Team Canada draws 1-1 with Japan in women’s soccer opener
Captain Christine Sinclair got Canada off to a hot start, but a late strike levelled things for the Tokyo 2020 hosts on Wednesday.
Playing in her 300th game for Canada, Sinclair scored in just the sixth minute of play at the Sapporo Dome, slotting home her own rebound from close range. It was her 187th international goal, the most of any player in the sport’s history, and allowed Canada to play a confident and composed style for the remainder of the first half.
That dynamic was shaken up just a few minutes into the second half, however, when Canadian goalkeeper Stephanie Labbé slid out to prevent a scoring chance by Japan’s Mina Tanaka. The referee initially awarded Canada a free kick, based on heavy contact between the players and an apparent injury to Labbé.
After the use of video review, however, the referee awarded Japan a penalty kick. Labbé stayed in the game long enough to dramatically save Tanaka’s penalty-kick effort, but needed to be replaced by Kailen Sheridan shortly thereafter.
Canada thought they’d scored a second goal in the 60th minute when Janine Beckie put the ball in the back of the Japanese net, but the play was judged to be offside.
The defensive line held firm until the 84th minute, when Japanese striker Mana Iwabuchi got onto the end of a long ball and looped a shot into the corner, beyond Sheridan’s reach.
Canadian head coach Bev Priestman pressed for the win, bringing on a trio of attack-minded players (Deanne Rose, Adriana Leon and Evelyne Viens) in the latter stages of the second half. Despite a frantic finish during the eight minutes of stoppage time, neither team was able to find a winner.
“It was good to get ahead early,” Sinclair said after the match. “I thought we played pretty well at the start of the game but, yeah, it’s a shame we couldn’t hold onto the three points.”
With Great Britain defeating Chile 2-0 on Wednesday, Canada sits in third place in Group E, with two group-stage games left. The top two teams in each of the three groups, plus the top two third-place finishers, qualify for the quarterfinals.
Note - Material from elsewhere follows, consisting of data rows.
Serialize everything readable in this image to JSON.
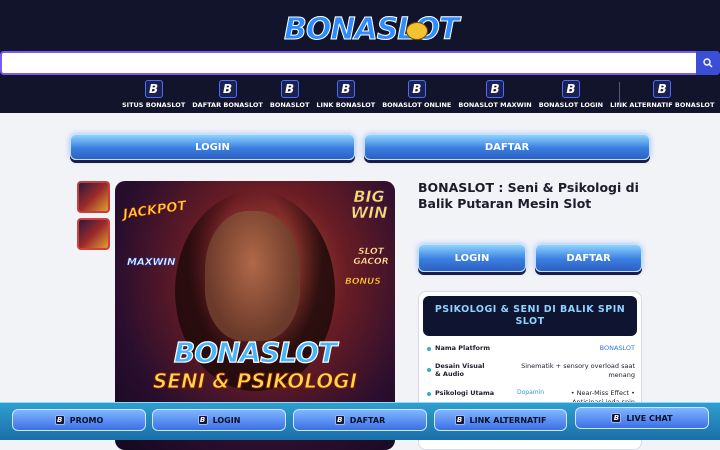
{
  "header": {
    "logo_text": "BONASLOT",
    "search": {
      "placeholder": "",
      "value": "",
      "button_icon": "search-icon"
    },
    "nav": [
      {
        "icon": "B",
        "label": "SITUS BONASLOT"
      },
      {
        "icon": "B",
        "label": "DAFTAR BONASLOT"
      },
      {
        "icon": "B",
        "label": "BONASLOT"
      },
      {
        "icon": "B",
        "label": "LINK BONASLOT"
      },
      {
        "icon": "B",
        "label": "BONASLOT ONLINE"
      },
      {
        "icon": "B",
        "label": "BONASLOT MAXWIN"
      },
      {
        "icon": "B",
        "label": "BONASLOT LOGIN"
      },
      {
        "icon": "B",
        "label": "LINK ALTERNATIF BONASLOT"
      }
    ]
  },
  "main": {
    "login_label": "LOGIN",
    "daftar_label": "DAFTAR"
  },
  "hero": {
    "jackpot": "JACKPOT",
    "maxwin": "MAXWIN",
    "big_win": "BIG WIN",
    "slot_gacor": "SLOT GACOR",
    "bonus": "BONUS",
    "brand": "BONASLOT",
    "subtitle": "SENI & PSIKOLOGI"
  },
  "product": {
    "title": "BONASLOT : Seni & Psikologi di Balik Putaran Mesin Slot",
    "login_label": "LOGIN",
    "daftar_label": "DAFTAR",
    "card_title": "PSIKOLOGI & SENI DI BALIK SPIN SLOT",
    "rows": [
      {
        "label": "Nama Platform",
        "value": "BONASLOT"
      },
      {
        "label": "Desain Visual & Audio",
        "value": "Sinematik + sensory overload saat menang"
      },
      {
        "label": "Psikologi Utama",
        "prefix": "Dopamin",
        "value": "• Near-Miss Effect • Antisipasi jeda spin"
      }
    ]
  },
  "bottom_bar": [
    {
      "icon": "B",
      "label": "PROMO"
    },
    {
      "icon": "B",
      "label": "LOGIN"
    },
    {
      "icon": "B",
      "label": "DAFTAR"
    },
    {
      "icon": "B",
      "label": "LINK ALTERNATIF"
    },
    {
      "icon": "B",
      "label": "LIVE CHAT"
    }
  ],
  "colors": {
    "header_bg": "#11142a",
    "button_gradient_top": "#8fd3ff",
    "button_gradient_bottom": "#2e5fc2",
    "bottom_bar": "#2f9fd0",
    "accent": "#2f7ad8"
  }
}
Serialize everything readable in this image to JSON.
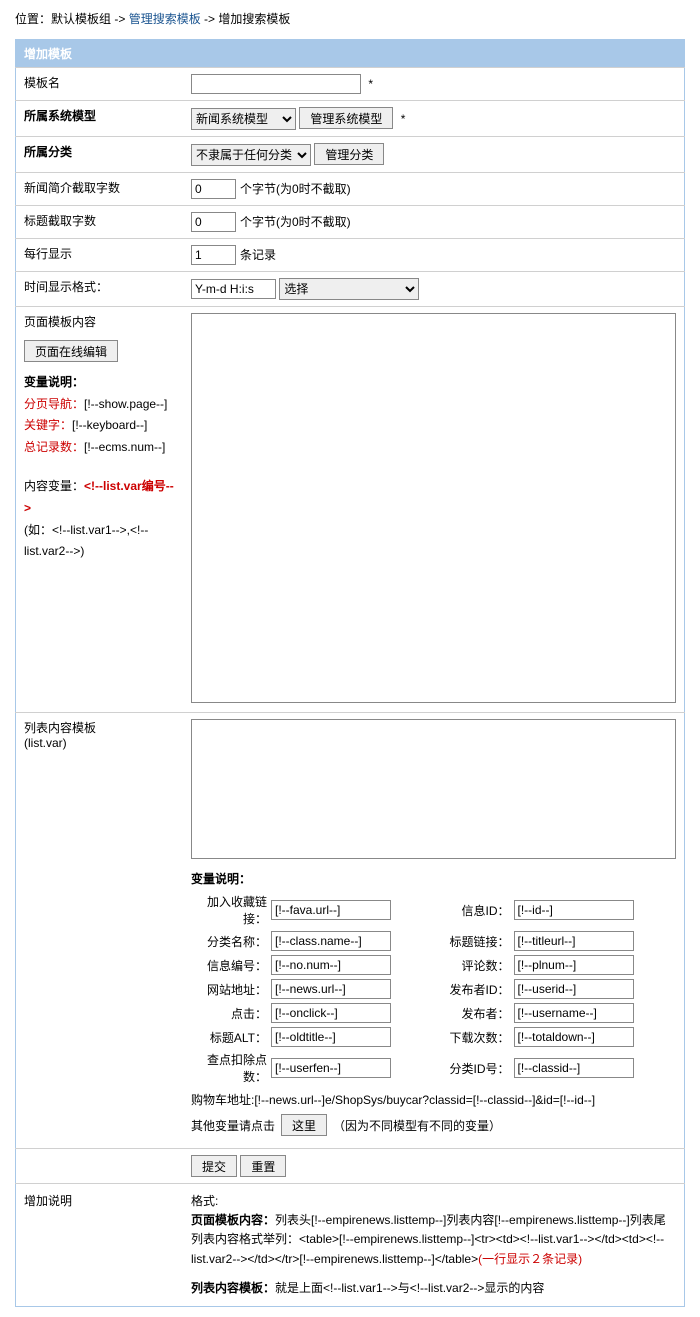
{
  "breadcrumb": {
    "prefix": "位置：",
    "item1": "默认模板组",
    "sep": " -> ",
    "item2": "管理搜索模板",
    "item3": "增加搜索模板"
  },
  "header": "增加模板",
  "rows": {
    "templateName": {
      "label": "模板名",
      "star": " *"
    },
    "systemModel": {
      "label": "所属系统模型",
      "option": "新闻系统模型",
      "btn": "管理系统模型",
      "star": " *"
    },
    "category": {
      "label": "所属分类",
      "option": "不隶属于任何分类",
      "btn": "管理分类"
    },
    "newsIntro": {
      "label": "新闻简介截取字数",
      "value": "0",
      "note": "个字节(为0时不截取)"
    },
    "titleCut": {
      "label": "标题截取字数",
      "value": "0",
      "note": "个字节(为0时不截取)"
    },
    "perRow": {
      "label": "每行显示",
      "value": "1",
      "note": "条记录"
    },
    "timeFormat": {
      "label": "时间显示格式：",
      "value": "Y-m-d H:i:s",
      "option": "选择"
    },
    "pageContent": {
      "label": "页面模板内容",
      "editBtn": "页面在线编辑",
      "varTitle": "变量说明：",
      "pageNav": {
        "l": "分页导航：",
        "v": "[!--show.page--]"
      },
      "keyword": {
        "l": "关键字：",
        "v": "[!--keyboard--]"
      },
      "total": {
        "l": "总记录数：",
        "v": "[!--ecms.num--]"
      },
      "contentVar": {
        "l": "内容变量：",
        "v": "<!--list.var编号-->"
      },
      "contentNote": "(如：<!--list.var1-->,<!--list.var2-->)"
    },
    "listContent": {
      "label": "列表内容模板",
      "sub": "(list.var)",
      "varTitle": "变量说明：",
      "vars": {
        "favUrl": {
          "l": "加入收藏链接：",
          "v": "[!--fava.url--]"
        },
        "infoId": {
          "l": "信息ID：",
          "v": "[!--id--]"
        },
        "className": {
          "l": "分类名称：",
          "v": "[!--class.name--]"
        },
        "titleLink": {
          "l": "标题链接：",
          "v": "[!--titleurl--]"
        },
        "infoNum": {
          "l": "信息编号：",
          "v": "[!--no.num--]"
        },
        "comments": {
          "l": "评论数：",
          "v": "[!--plnum--]"
        },
        "siteUrl": {
          "l": "网站地址：",
          "v": "[!--news.url--]"
        },
        "pubId": {
          "l": "发布者ID：",
          "v": "[!--userid--]"
        },
        "clicks": {
          "l": "点击：",
          "v": "[!--onclick--]"
        },
        "publisher": {
          "l": "发布者：",
          "v": "[!--username--]"
        },
        "titleAlt": {
          "l": "标题ALT：",
          "v": "[!--oldtitle--]"
        },
        "downloads": {
          "l": "下载次数：",
          "v": "[!--totaldown--]"
        },
        "deduct": {
          "l": "查点扣除点数：",
          "v": "[!--userfen--]"
        },
        "classId": {
          "l": "分类ID号：",
          "v": "[!--classid--]"
        }
      },
      "cart": "购物车地址:[!--news.url--]e/ShopSys/buycar?classid=[!--classid--]&id=[!--id--]",
      "otherPre": "其他变量请点击",
      "otherBtn": "这里",
      "otherPost": "（因为不同模型有不同的变量）"
    },
    "submit": {
      "submit": "提交",
      "reset": "重置"
    },
    "desc": {
      "label": "增加说明",
      "format": "格式:",
      "line1a": "页面模板内容：",
      "line1b": "列表头[!--empirenews.listtemp--]列表内容[!--empirenews.listtemp--]列表尾",
      "line2": "列表内容格式举列：<table>[!--empirenews.listtemp--]<tr><td><!--list.var1--></td><td><!--list.var2--></td></tr>[!--empirenews.listtemp--]</table>",
      "line2red": "(一行显示２条记录)",
      "line3a": "列表内容模板：",
      "line3b": "就是上面<!--list.var1-->与<!--list.var2-->显示的内容"
    }
  }
}
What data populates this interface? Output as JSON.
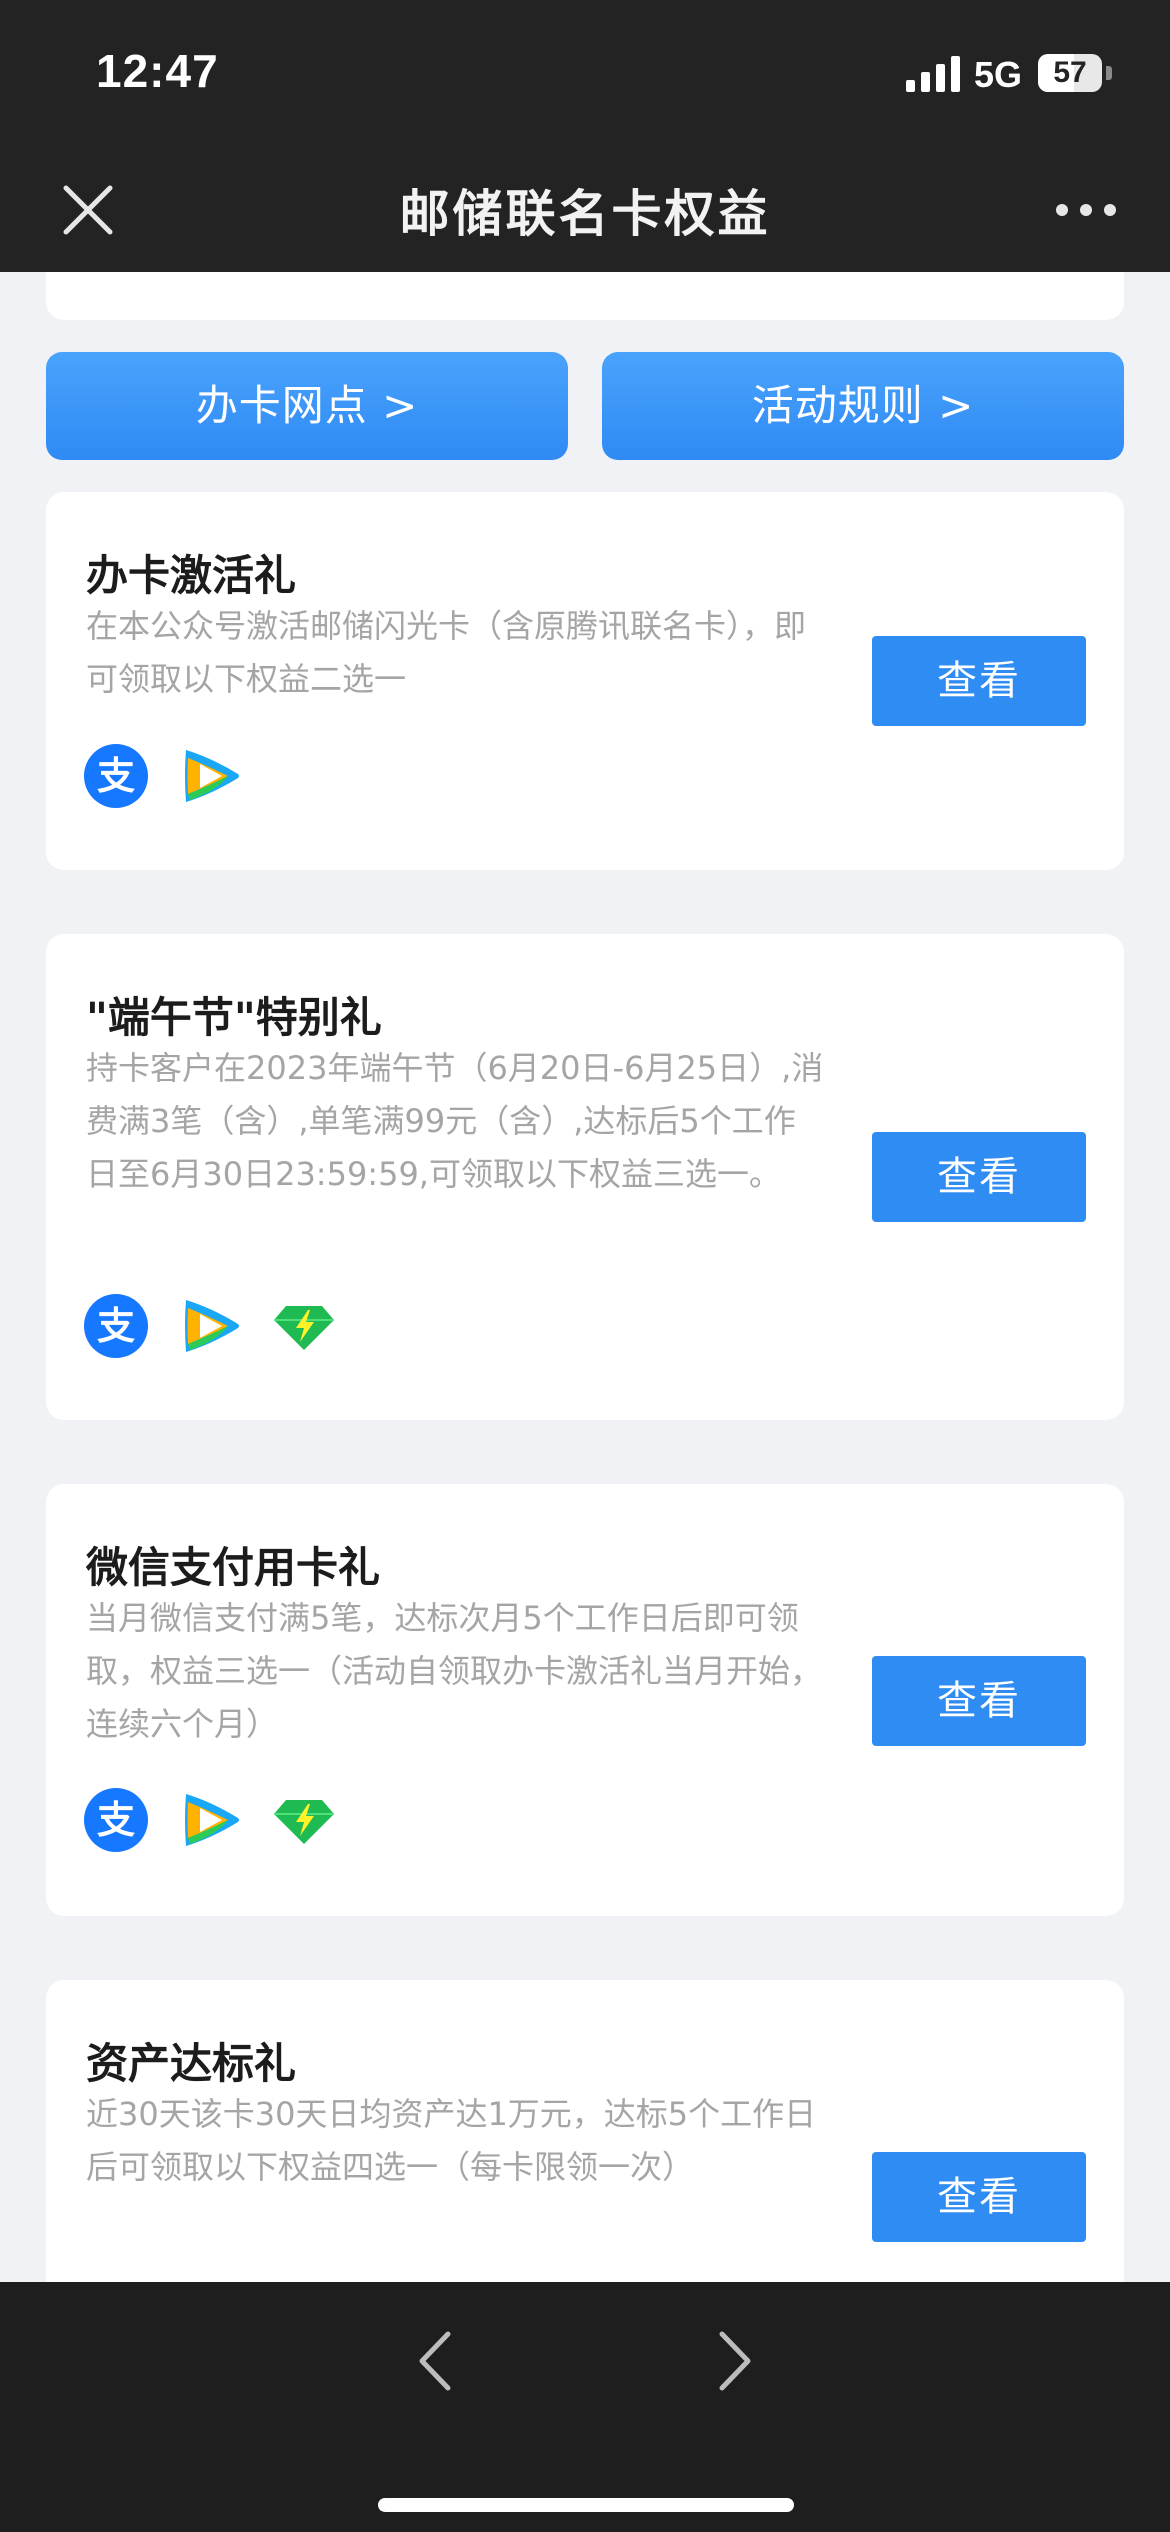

“It’s all about the quick turnaround, so, recovery starts now,” said Sinclair. “We have to recover better than our opponents.”
Canada is looking for a third straight podium finish after earning bronze at both London 2012 and Rio 2016, and Sinclair noted that a sub-optimal start hasn’t derailed the team in the past. In London, Canada lost its opening match (coincidentally, also against Japan) but would go on to claim the country’s first-ever medal in women’s soccer.
Up next for Canada is Chile on Saturday at 3:30 a.m. ET, followed by Great Britain on July 27 at 7 a.m. ET. Despite the lost points against Japan and the uncertainty of their No. 1 goalkeeper’s injury status, Canada has everything yet to play for.
“Anything can happen,” said Sinclair. “We take the point off the host country and we move on.”